§ Task to complete: Please reproduce all of the data below exactly, leaving each picture out.
Start of Block
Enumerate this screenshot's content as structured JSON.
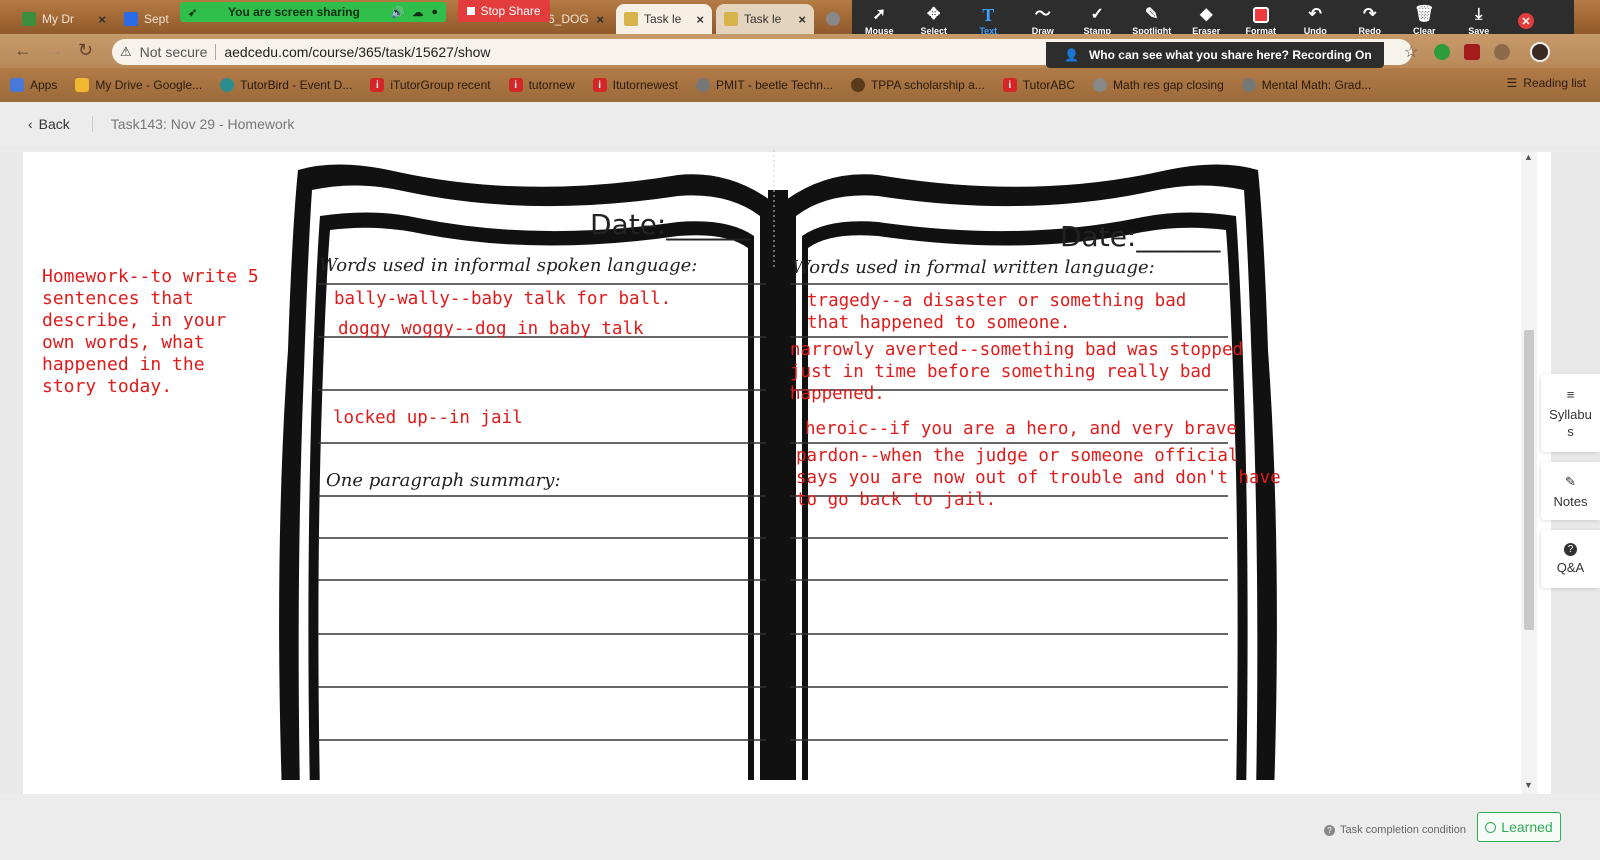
{
  "tabs": [
    {
      "label": "My Dr",
      "favicon_color": "#3c8d3c",
      "active": false
    },
    {
      "label": "Sept 2",
      "favicon_color": "#2c6be6",
      "active": false
    },
    {
      "label": "6_DOG",
      "favicon_color": "#555555",
      "active": false
    },
    {
      "label": "Task le",
      "favicon_color": "#d8b24a",
      "active": true
    },
    {
      "label": "Task le",
      "favicon_color": "#d8b24a",
      "active": true
    }
  ],
  "share": {
    "message": "You are screen sharing",
    "stop_label": "Stop Share"
  },
  "annotate_tools": [
    {
      "icon": "mouse-pointer-icon",
      "glyph": "➚",
      "label": "Mouse"
    },
    {
      "icon": "move-icon",
      "glyph": "✥",
      "label": "Select"
    },
    {
      "icon": "text-icon",
      "glyph": "T",
      "label": "Text"
    },
    {
      "icon": "draw-icon",
      "glyph": "〜",
      "label": "Draw"
    },
    {
      "icon": "stamp-icon",
      "glyph": "✓",
      "label": "Stamp"
    },
    {
      "icon": "spotlight-icon",
      "glyph": "✎",
      "label": "Spotlight"
    },
    {
      "icon": "eraser-icon",
      "glyph": "◆",
      "label": "Eraser"
    },
    {
      "icon": "format-icon",
      "glyph": "",
      "label": "Format"
    },
    {
      "icon": "undo-icon",
      "glyph": "↶",
      "label": "Undo"
    },
    {
      "icon": "redo-icon",
      "glyph": "↷",
      "label": "Redo"
    },
    {
      "icon": "trash-icon",
      "glyph": "🗑",
      "label": "Clear"
    },
    {
      "icon": "save-icon",
      "glyph": "⤓",
      "label": "Save"
    }
  ],
  "address": {
    "security": "Not secure",
    "url": "aedcedu.com/course/365/task/15627/show"
  },
  "recording_banner": "Who can see what you share here? Recording On",
  "bookmarks": [
    {
      "label": "Apps",
      "color": "#4a78d8"
    },
    {
      "label": "My Drive - Google...",
      "color": "#f2b730"
    },
    {
      "label": "TutorBird - Event D...",
      "color": "#2a8e8e"
    },
    {
      "label": "iTutorGroup recent",
      "color": "#d42626"
    },
    {
      "label": "tutornew",
      "color": "#d42626"
    },
    {
      "label": "Itutornewest",
      "color": "#d42626"
    },
    {
      "label": "PMIT - beetle Techn...",
      "color": "#777777"
    },
    {
      "label": "TPPA scholarship a...",
      "color": "#5b3a1a"
    },
    {
      "label": "TutorABC",
      "color": "#d42626"
    },
    {
      "label": "Math res gap closing",
      "color": "#888888"
    },
    {
      "label": "Mental Math: Grad...",
      "color": "#777777"
    }
  ],
  "reading_list": "Reading list",
  "page": {
    "back_label": "Back",
    "breadcrumb": "Task143:  Nov 29 - Homework"
  },
  "homework_note": "Homework--to write 5 sentences that describe, in your own words, what happened in the story today.",
  "worksheet": {
    "left": {
      "date_label": "Date:______",
      "heading": "Words used in informal spoken language:",
      "summary_heading": "One paragraph summary:",
      "entries": [
        "bally-wally--baby talk for ball.",
        "doggy woggy--dog in baby talk",
        "locked up--in jail"
      ]
    },
    "right": {
      "date_label": "Date:______",
      "heading": "Words used in formal written language:",
      "entries": [
        "tragedy--a disaster or something bad\nthat happened to someone.",
        "narrowly averted--something bad was stopped\njust in time before something really bad\nhappened.",
        "heroic--if you are a hero, and very brave",
        "pardon--when the judge or someone official\nsays you are now out of trouble and don't have\nto go back to jail."
      ]
    }
  },
  "side_tabs": [
    {
      "icon": "menu-icon",
      "glyph": "≡",
      "label": "Syllabu\ns"
    },
    {
      "icon": "pencil-icon",
      "glyph": "✎",
      "label": "Notes"
    },
    {
      "icon": "question-icon",
      "glyph": "?",
      "label": "Q&A"
    }
  ],
  "footer": {
    "completion": "Task completion condition",
    "learned": "Learned"
  },
  "colors": {
    "annotation_red": "#e01b1b",
    "learned_green": "#2eab55"
  }
}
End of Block
§ Response:
Enumerate this screenshot's content as structured JSON.
{
  "tabs": [
    {
      "label": "My Dr",
      "favicon_color": "#3c8d3c",
      "active": false
    },
    {
      "label": "Sept 2",
      "favicon_color": "#2c6be6",
      "active": false
    },
    {
      "label": "6_DOG",
      "favicon_color": "#555555",
      "active": false
    },
    {
      "label": "Task le",
      "favicon_color": "#d8b24a",
      "active": true
    },
    {
      "label": "Task le",
      "favicon_color": "#d8b24a",
      "active": true
    }
  ],
  "share": {
    "message": "You are screen sharing",
    "stop_label": "Stop Share"
  },
  "annotate_tools": [
    {
      "icon": "mouse-pointer-icon",
      "glyph": "➚",
      "label": "Mouse"
    },
    {
      "icon": "move-icon",
      "glyph": "✥",
      "label": "Select"
    },
    {
      "icon": "text-icon",
      "glyph": "T",
      "label": "Text"
    },
    {
      "icon": "draw-icon",
      "glyph": "〜",
      "label": "Draw"
    },
    {
      "icon": "stamp-icon",
      "glyph": "✓",
      "label": "Stamp"
    },
    {
      "icon": "spotlight-icon",
      "glyph": "✎",
      "label": "Spotlight"
    },
    {
      "icon": "eraser-icon",
      "glyph": "◆",
      "label": "Eraser"
    },
    {
      "icon": "format-icon",
      "glyph": "",
      "label": "Format"
    },
    {
      "icon": "undo-icon",
      "glyph": "↶",
      "label": "Undo"
    },
    {
      "icon": "redo-icon",
      "glyph": "↷",
      "label": "Redo"
    },
    {
      "icon": "trash-icon",
      "glyph": "🗑",
      "label": "Clear"
    },
    {
      "icon": "save-icon",
      "glyph": "⤓",
      "label": "Save"
    }
  ],
  "address": {
    "security": "Not secure",
    "url": "aedcedu.com/course/365/task/15627/show"
  },
  "recording_banner": "Who can see what you share here? Recording On",
  "bookmarks": [
    {
      "label": "Apps",
      "color": "#4a78d8"
    },
    {
      "label": "My Drive - Google...",
      "color": "#f2b730"
    },
    {
      "label": "TutorBird - Event D...",
      "color": "#2a8e8e"
    },
    {
      "label": "iTutorGroup recent",
      "color": "#d42626"
    },
    {
      "label": "tutornew",
      "color": "#d42626"
    },
    {
      "label": "Itutornewest",
      "color": "#d42626"
    },
    {
      "label": "PMIT - beetle Techn...",
      "color": "#777777"
    },
    {
      "label": "TPPA scholarship a...",
      "color": "#5b3a1a"
    },
    {
      "label": "TutorABC",
      "color": "#d42626"
    },
    {
      "label": "Math res gap closing",
      "color": "#888888"
    },
    {
      "label": "Mental Math: Grad...",
      "color": "#777777"
    }
  ],
  "reading_list": "Reading list",
  "page": {
    "back_label": "Back",
    "breadcrumb": "Task143:  Nov 29 - Homework"
  },
  "homework_note": "Homework--to write 5 sentences that describe, in your own words, what happened in the story today.",
  "worksheet": {
    "left": {
      "date_label": "Date:______",
      "heading": "Words used in informal spoken language:",
      "summary_heading": "One paragraph summary:",
      "entries": [
        "bally-wally--baby talk for ball.",
        "doggy woggy--dog in baby talk",
        "locked up--in jail"
      ]
    },
    "right": {
      "date_label": "Date:______",
      "heading": "Words used in formal written language:",
      "entries": [
        "tragedy--a disaster or something bad\nthat happened to someone.",
        "narrowly averted--something bad was stopped\njust in time before something really bad\nhappened.",
        "heroic--if you are a hero, and very brave",
        "pardon--when the judge or someone official\nsays you are now out of trouble and don't have\nto go back to jail."
      ]
    }
  },
  "side_tabs": [
    {
      "icon": "menu-icon",
      "glyph": "≡",
      "label": "Syllabu\ns"
    },
    {
      "icon": "pencil-icon",
      "glyph": "✎",
      "label": "Notes"
    },
    {
      "icon": "question-icon",
      "glyph": "?",
      "label": "Q&A"
    }
  ],
  "footer": {
    "completion": "Task completion condition",
    "learned": "Learned"
  },
  "colors": {
    "annotation_red": "#e01b1b",
    "learned_green": "#2eab55"
  }
}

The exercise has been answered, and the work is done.